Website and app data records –
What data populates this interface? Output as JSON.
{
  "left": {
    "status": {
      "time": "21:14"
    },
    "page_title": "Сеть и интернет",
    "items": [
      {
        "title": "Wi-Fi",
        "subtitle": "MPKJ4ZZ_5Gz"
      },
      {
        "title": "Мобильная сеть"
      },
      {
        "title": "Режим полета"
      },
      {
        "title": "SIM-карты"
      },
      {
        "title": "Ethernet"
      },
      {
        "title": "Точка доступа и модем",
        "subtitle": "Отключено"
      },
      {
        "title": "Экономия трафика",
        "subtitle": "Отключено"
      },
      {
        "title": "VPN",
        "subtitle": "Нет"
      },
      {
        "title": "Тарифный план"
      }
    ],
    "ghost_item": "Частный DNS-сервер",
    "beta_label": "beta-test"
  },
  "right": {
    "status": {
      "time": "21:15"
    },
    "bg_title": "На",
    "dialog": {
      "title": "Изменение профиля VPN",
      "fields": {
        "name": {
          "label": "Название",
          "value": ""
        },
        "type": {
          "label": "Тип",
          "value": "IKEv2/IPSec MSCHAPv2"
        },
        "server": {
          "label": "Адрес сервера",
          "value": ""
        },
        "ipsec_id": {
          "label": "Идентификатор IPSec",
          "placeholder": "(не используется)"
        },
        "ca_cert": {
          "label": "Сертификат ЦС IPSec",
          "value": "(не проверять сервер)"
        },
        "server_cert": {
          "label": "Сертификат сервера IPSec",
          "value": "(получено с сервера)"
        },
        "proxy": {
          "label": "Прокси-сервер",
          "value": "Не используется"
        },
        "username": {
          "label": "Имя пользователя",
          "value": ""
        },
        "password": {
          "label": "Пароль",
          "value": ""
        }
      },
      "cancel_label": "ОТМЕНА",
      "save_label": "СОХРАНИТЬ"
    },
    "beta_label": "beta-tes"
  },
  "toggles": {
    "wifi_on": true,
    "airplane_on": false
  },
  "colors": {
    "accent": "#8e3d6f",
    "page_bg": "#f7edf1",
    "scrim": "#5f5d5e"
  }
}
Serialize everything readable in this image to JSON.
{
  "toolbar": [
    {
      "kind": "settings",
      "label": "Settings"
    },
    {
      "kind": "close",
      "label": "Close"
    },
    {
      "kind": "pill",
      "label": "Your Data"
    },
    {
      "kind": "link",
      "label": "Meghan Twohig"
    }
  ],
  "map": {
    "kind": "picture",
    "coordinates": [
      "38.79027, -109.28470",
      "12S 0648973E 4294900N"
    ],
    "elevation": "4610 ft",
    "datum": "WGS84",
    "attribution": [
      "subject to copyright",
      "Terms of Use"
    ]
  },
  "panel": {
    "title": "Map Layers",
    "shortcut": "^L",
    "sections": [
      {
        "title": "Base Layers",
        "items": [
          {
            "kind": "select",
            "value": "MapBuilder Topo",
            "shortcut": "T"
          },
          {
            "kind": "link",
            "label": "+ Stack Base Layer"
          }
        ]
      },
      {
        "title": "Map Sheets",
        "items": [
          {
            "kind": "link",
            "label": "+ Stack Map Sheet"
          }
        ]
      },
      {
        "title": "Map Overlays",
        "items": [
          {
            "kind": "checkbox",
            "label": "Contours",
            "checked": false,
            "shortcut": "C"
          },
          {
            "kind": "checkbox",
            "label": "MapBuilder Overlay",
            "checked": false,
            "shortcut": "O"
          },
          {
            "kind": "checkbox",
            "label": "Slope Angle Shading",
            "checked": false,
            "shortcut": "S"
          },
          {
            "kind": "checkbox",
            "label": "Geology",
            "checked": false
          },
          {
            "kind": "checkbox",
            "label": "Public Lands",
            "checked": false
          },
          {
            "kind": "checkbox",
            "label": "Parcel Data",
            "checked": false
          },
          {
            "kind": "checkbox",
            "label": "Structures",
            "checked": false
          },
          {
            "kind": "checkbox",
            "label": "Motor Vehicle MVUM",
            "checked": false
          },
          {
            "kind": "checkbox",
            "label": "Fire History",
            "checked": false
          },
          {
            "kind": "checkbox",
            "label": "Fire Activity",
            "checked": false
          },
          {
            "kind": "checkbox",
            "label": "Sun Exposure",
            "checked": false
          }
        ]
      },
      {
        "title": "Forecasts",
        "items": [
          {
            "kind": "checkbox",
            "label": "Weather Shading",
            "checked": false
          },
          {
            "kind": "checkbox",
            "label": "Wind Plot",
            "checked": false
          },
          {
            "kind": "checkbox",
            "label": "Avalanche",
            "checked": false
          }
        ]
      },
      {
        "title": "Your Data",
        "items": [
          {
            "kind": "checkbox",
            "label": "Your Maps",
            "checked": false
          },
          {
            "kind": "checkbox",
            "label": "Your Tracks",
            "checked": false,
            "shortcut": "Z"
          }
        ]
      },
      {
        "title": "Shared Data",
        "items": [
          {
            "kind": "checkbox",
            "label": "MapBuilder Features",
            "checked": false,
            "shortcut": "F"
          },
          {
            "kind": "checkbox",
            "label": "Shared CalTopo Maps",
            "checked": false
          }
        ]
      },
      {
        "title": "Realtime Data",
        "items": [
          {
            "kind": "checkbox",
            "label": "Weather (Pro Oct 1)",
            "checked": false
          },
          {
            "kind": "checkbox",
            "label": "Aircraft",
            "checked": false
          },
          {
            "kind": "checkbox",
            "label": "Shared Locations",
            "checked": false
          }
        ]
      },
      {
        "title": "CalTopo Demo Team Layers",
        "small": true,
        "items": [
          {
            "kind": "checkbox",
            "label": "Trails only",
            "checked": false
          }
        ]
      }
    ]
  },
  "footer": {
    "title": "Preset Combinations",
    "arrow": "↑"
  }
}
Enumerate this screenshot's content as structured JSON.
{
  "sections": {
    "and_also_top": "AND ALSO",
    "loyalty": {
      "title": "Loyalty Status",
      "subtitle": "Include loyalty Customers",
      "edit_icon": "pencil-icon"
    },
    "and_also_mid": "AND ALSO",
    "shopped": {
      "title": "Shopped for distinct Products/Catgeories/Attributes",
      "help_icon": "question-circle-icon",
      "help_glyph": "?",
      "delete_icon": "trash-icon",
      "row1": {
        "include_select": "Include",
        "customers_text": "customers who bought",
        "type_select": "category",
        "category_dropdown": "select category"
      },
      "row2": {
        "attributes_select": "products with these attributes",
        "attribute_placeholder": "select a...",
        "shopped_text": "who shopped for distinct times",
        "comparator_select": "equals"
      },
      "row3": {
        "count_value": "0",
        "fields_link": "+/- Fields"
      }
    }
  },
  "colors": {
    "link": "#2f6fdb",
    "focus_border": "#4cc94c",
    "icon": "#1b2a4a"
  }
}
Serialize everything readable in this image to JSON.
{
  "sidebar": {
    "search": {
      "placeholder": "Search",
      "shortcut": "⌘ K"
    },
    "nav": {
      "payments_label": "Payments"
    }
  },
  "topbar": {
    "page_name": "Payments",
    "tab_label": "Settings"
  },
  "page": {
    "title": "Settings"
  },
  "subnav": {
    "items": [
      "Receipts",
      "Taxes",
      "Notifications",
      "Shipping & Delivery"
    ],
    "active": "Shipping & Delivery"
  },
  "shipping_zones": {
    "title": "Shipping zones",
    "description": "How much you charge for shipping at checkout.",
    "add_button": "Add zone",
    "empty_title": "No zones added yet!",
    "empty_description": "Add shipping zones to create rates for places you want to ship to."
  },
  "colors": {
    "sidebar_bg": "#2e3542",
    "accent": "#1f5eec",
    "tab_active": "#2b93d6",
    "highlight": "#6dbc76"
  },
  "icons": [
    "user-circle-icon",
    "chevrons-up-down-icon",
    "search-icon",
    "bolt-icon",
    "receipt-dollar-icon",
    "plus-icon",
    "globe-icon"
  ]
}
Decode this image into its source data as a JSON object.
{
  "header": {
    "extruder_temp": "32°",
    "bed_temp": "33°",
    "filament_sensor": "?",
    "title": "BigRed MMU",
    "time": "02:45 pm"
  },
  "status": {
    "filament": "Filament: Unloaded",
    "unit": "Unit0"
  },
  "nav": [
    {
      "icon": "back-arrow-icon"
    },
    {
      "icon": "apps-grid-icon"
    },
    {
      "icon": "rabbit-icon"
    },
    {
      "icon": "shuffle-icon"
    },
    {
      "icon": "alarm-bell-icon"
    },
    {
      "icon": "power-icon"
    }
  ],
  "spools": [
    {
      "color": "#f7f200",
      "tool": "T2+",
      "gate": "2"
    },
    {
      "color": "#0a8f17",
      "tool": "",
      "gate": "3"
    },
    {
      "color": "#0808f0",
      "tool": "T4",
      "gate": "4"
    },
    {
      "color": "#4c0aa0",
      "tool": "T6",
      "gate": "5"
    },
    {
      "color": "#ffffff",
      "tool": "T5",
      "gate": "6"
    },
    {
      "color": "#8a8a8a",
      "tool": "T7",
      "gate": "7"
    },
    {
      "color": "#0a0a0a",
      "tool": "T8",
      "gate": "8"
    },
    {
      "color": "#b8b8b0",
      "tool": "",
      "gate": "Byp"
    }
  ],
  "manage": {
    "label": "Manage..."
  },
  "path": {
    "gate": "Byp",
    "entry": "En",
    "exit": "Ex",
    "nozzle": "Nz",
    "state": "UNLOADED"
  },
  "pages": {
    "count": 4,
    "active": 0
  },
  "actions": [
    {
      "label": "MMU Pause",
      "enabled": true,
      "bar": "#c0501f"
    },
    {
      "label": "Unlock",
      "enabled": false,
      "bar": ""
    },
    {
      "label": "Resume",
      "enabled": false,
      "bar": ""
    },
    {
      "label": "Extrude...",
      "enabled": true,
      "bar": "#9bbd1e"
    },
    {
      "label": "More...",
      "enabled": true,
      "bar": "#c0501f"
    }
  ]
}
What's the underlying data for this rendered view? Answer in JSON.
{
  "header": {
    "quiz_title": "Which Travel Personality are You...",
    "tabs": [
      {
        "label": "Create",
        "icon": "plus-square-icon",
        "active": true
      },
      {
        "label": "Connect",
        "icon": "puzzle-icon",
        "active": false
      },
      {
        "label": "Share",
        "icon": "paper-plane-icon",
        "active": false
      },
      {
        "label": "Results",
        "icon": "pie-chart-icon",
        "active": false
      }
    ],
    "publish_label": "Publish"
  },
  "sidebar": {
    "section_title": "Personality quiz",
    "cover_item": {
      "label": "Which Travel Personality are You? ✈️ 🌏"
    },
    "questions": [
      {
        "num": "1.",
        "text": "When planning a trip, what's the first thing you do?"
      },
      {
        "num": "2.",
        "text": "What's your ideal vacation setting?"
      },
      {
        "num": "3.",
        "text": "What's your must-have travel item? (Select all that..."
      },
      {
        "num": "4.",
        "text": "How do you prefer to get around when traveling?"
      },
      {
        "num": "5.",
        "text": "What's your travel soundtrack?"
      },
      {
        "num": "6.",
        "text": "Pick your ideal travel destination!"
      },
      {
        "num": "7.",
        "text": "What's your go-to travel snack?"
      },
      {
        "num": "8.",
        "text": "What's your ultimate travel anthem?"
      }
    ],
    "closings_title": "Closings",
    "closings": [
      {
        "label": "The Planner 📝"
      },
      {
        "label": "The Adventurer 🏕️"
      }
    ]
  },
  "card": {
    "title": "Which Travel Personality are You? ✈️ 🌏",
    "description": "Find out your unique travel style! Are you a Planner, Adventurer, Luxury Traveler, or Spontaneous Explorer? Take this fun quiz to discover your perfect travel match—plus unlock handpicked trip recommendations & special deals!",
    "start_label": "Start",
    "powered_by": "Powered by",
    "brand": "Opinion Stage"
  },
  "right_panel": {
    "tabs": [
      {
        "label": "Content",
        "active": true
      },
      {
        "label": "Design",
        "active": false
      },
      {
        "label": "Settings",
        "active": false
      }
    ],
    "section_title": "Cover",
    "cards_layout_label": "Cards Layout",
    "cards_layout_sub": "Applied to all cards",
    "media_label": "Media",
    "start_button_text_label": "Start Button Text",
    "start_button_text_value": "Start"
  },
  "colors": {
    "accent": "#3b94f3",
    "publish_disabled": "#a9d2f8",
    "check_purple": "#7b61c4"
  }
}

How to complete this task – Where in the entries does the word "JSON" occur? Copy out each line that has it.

Output –
What data populates this interface? Output as JSON.
Serialize everything readable in this image to JSON.
Enumerate this screenshot's content as structured JSON.
Serialize everything readable in this image to JSON.
Decode this image into its source data as a JSON object.
What's the underlying data for this rendered view? Answer in JSON.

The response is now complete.